======== Data for the task
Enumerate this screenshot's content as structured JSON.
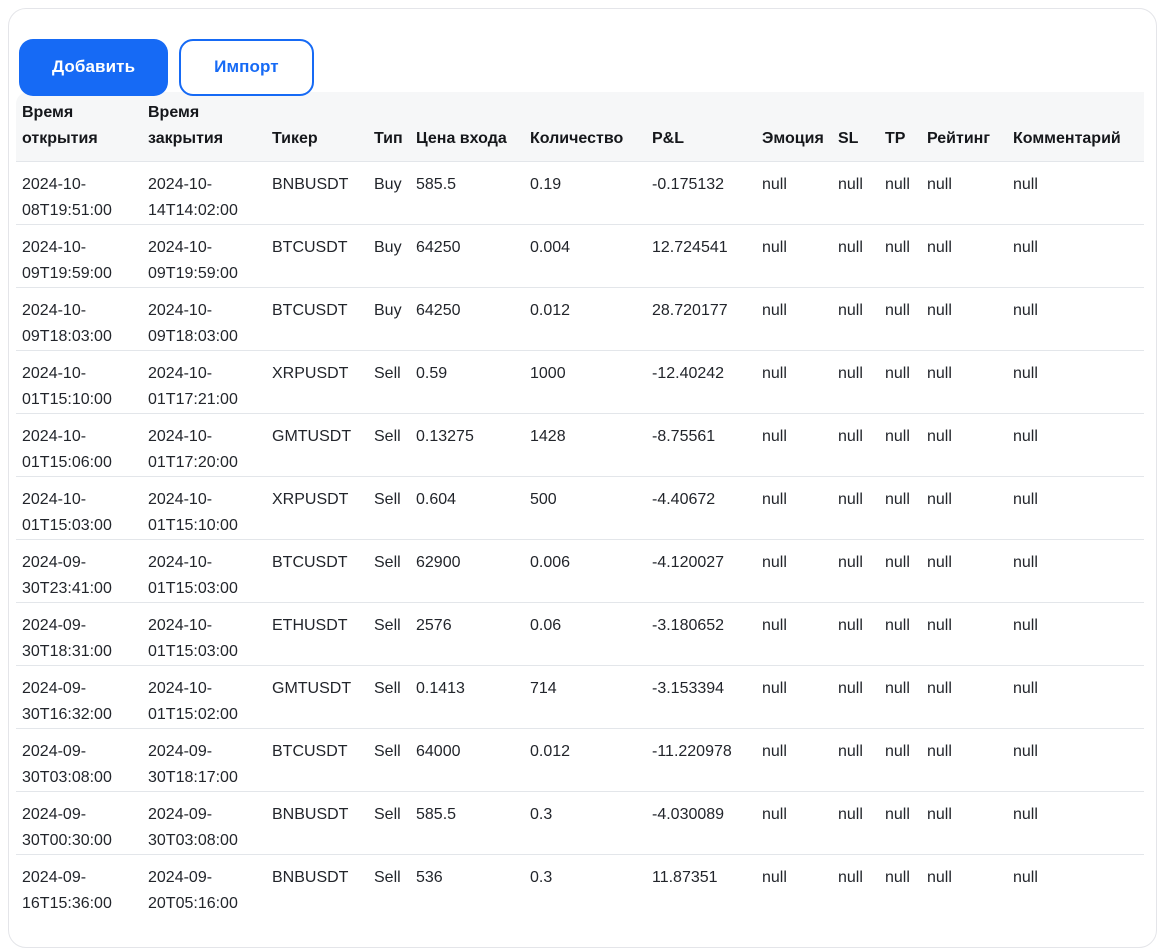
{
  "toolbar": {
    "add_label": "Добавить",
    "import_label": "Импорт"
  },
  "colors": {
    "primary": "#166af5",
    "header_bg": "#f6f7f8",
    "row_divider": "#e3e6ea",
    "card_border": "#e4e5e9"
  },
  "table": {
    "columns": [
      {
        "key": "open_time",
        "label": "Время открытия"
      },
      {
        "key": "close_time",
        "label": "Время закрытия"
      },
      {
        "key": "ticker",
        "label": "Тикер"
      },
      {
        "key": "type",
        "label": "Тип"
      },
      {
        "key": "entry_price",
        "label": "Цена входа"
      },
      {
        "key": "quantity",
        "label": "Количество"
      },
      {
        "key": "pnl",
        "label": "P&L"
      },
      {
        "key": "emotion",
        "label": "Эмоция"
      },
      {
        "key": "sl",
        "label": "SL"
      },
      {
        "key": "tp",
        "label": "TP"
      },
      {
        "key": "rating",
        "label": "Рейтинг"
      },
      {
        "key": "comment",
        "label": "Комментарий"
      }
    ],
    "rows": [
      [
        "2024-10-08T19:51:00",
        "2024-10-14T14:02:00",
        "BNBUSDT",
        "Buy",
        "585.5",
        "0.19",
        "-0.175132",
        "null",
        "null",
        "null",
        "null",
        "null"
      ],
      [
        "2024-10-09T19:59:00",
        "2024-10-09T19:59:00",
        "BTCUSDT",
        "Buy",
        "64250",
        "0.004",
        "12.724541",
        "null",
        "null",
        "null",
        "null",
        "null"
      ],
      [
        "2024-10-09T18:03:00",
        "2024-10-09T18:03:00",
        "BTCUSDT",
        "Buy",
        "64250",
        "0.012",
        "28.720177",
        "null",
        "null",
        "null",
        "null",
        "null"
      ],
      [
        "2024-10-01T15:10:00",
        "2024-10-01T17:21:00",
        "XRPUSDT",
        "Sell",
        "0.59",
        "1000",
        "-12.40242",
        "null",
        "null",
        "null",
        "null",
        "null"
      ],
      [
        "2024-10-01T15:06:00",
        "2024-10-01T17:20:00",
        "GMTUSDT",
        "Sell",
        "0.13275",
        "1428",
        "-8.75561",
        "null",
        "null",
        "null",
        "null",
        "null"
      ],
      [
        "2024-10-01T15:03:00",
        "2024-10-01T15:10:00",
        "XRPUSDT",
        "Sell",
        "0.604",
        "500",
        "-4.40672",
        "null",
        "null",
        "null",
        "null",
        "null"
      ],
      [
        "2024-09-30T23:41:00",
        "2024-10-01T15:03:00",
        "BTCUSDT",
        "Sell",
        "62900",
        "0.006",
        "-4.120027",
        "null",
        "null",
        "null",
        "null",
        "null"
      ],
      [
        "2024-09-30T18:31:00",
        "2024-10-01T15:03:00",
        "ETHUSDT",
        "Sell",
        "2576",
        "0.06",
        "-3.180652",
        "null",
        "null",
        "null",
        "null",
        "null"
      ],
      [
        "2024-09-30T16:32:00",
        "2024-10-01T15:02:00",
        "GMTUSDT",
        "Sell",
        "0.1413",
        "714",
        "-3.153394",
        "null",
        "null",
        "null",
        "null",
        "null"
      ],
      [
        "2024-09-30T03:08:00",
        "2024-09-30T18:17:00",
        "BTCUSDT",
        "Sell",
        "64000",
        "0.012",
        "-11.220978",
        "null",
        "null",
        "null",
        "null",
        "null"
      ],
      [
        "2024-09-30T00:30:00",
        "2024-09-30T03:08:00",
        "BNBUSDT",
        "Sell",
        "585.5",
        "0.3",
        "-4.030089",
        "null",
        "null",
        "null",
        "null",
        "null"
      ],
      [
        "2024-09-16T15:36:00",
        "2024-09-20T05:16:00",
        "BNBUSDT",
        "Sell",
        "536",
        "0.3",
        "11.87351",
        "null",
        "null",
        "null",
        "null",
        "null"
      ]
    ]
  }
}
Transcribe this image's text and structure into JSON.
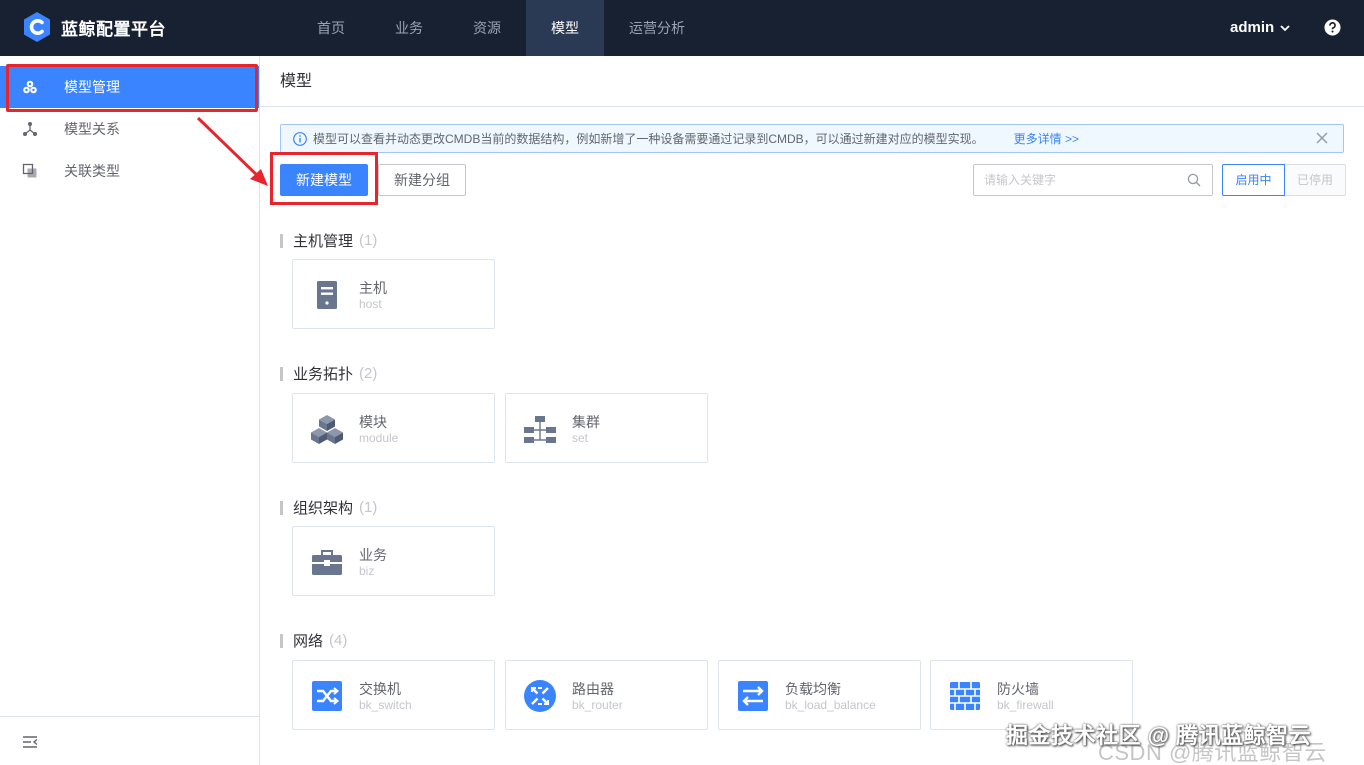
{
  "app": {
    "name": "蓝鲸配置平台"
  },
  "nav": [
    "首页",
    "业务",
    "资源",
    "模型",
    "运营分析"
  ],
  "user": {
    "name": "admin"
  },
  "sidebar": {
    "items": [
      {
        "label": "模型管理"
      },
      {
        "label": "模型关系"
      },
      {
        "label": "关联类型"
      }
    ]
  },
  "page": {
    "title": "模型"
  },
  "tips": {
    "text": "模型可以查看并动态更改CMDB当前的数据结构，例如新增了一种设备需要通过记录到CMDB，可以通过新建对应的模型实现。",
    "more": "更多详情 >>"
  },
  "toolbar": {
    "new_model": "新建模型",
    "new_group": "新建分组",
    "search_placeholder": "请输入关键字",
    "enabled": "启用中",
    "disabled": "已停用"
  },
  "groups": [
    {
      "title": "主机管理",
      "count": "(1)",
      "models": [
        {
          "name": "主机",
          "id": "host",
          "icon": "host-icon"
        }
      ]
    },
    {
      "title": "业务拓扑",
      "count": "(2)",
      "models": [
        {
          "name": "模块",
          "id": "module",
          "icon": "module-icon"
        },
        {
          "name": "集群",
          "id": "set",
          "icon": "set-icon"
        }
      ]
    },
    {
      "title": "组织架构",
      "count": "(1)",
      "models": [
        {
          "name": "业务",
          "id": "biz",
          "icon": "biz-icon"
        }
      ]
    },
    {
      "title": "网络",
      "count": "(4)",
      "models": [
        {
          "name": "交换机",
          "id": "bk_switch",
          "icon": "switch-icon"
        },
        {
          "name": "路由器",
          "id": "bk_router",
          "icon": "router-icon"
        },
        {
          "name": "负载均衡",
          "id": "bk_load_balance",
          "icon": "load-balance-icon"
        },
        {
          "name": "防火墙",
          "id": "bk_firewall",
          "icon": "firewall-icon"
        }
      ]
    }
  ],
  "watermark": "掘金技术社区 @ 腾讯蓝鲸智云",
  "watermark2": "CSDN @腾讯蓝鲸智云",
  "colors": {
    "primary": "#3a84ff",
    "topbar": "#182132",
    "highlight": "#e6262c"
  }
}
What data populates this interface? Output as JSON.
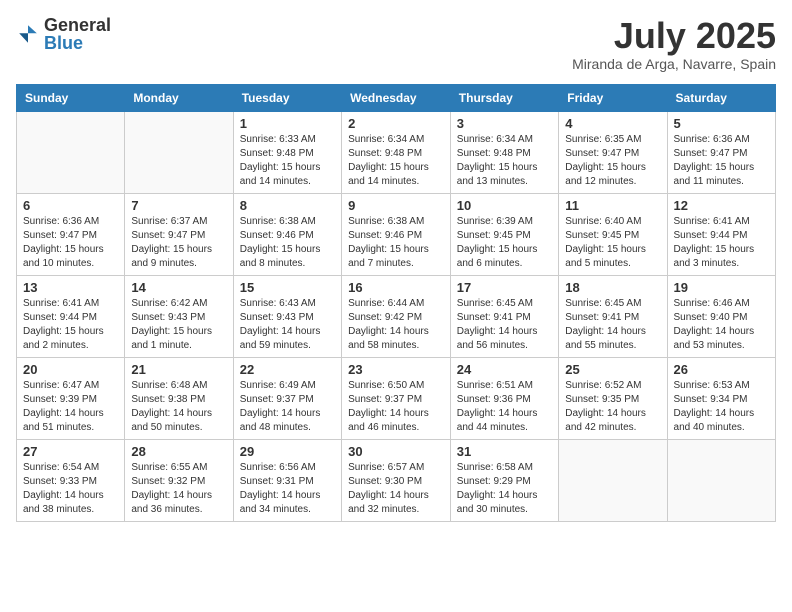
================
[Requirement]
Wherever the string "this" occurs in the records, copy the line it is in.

[Result of the task]
Enumerate this screenshot's content as structured JSON.
Transcribe this image's text and structure into JSON.
What data populates this interface? Output as JSON.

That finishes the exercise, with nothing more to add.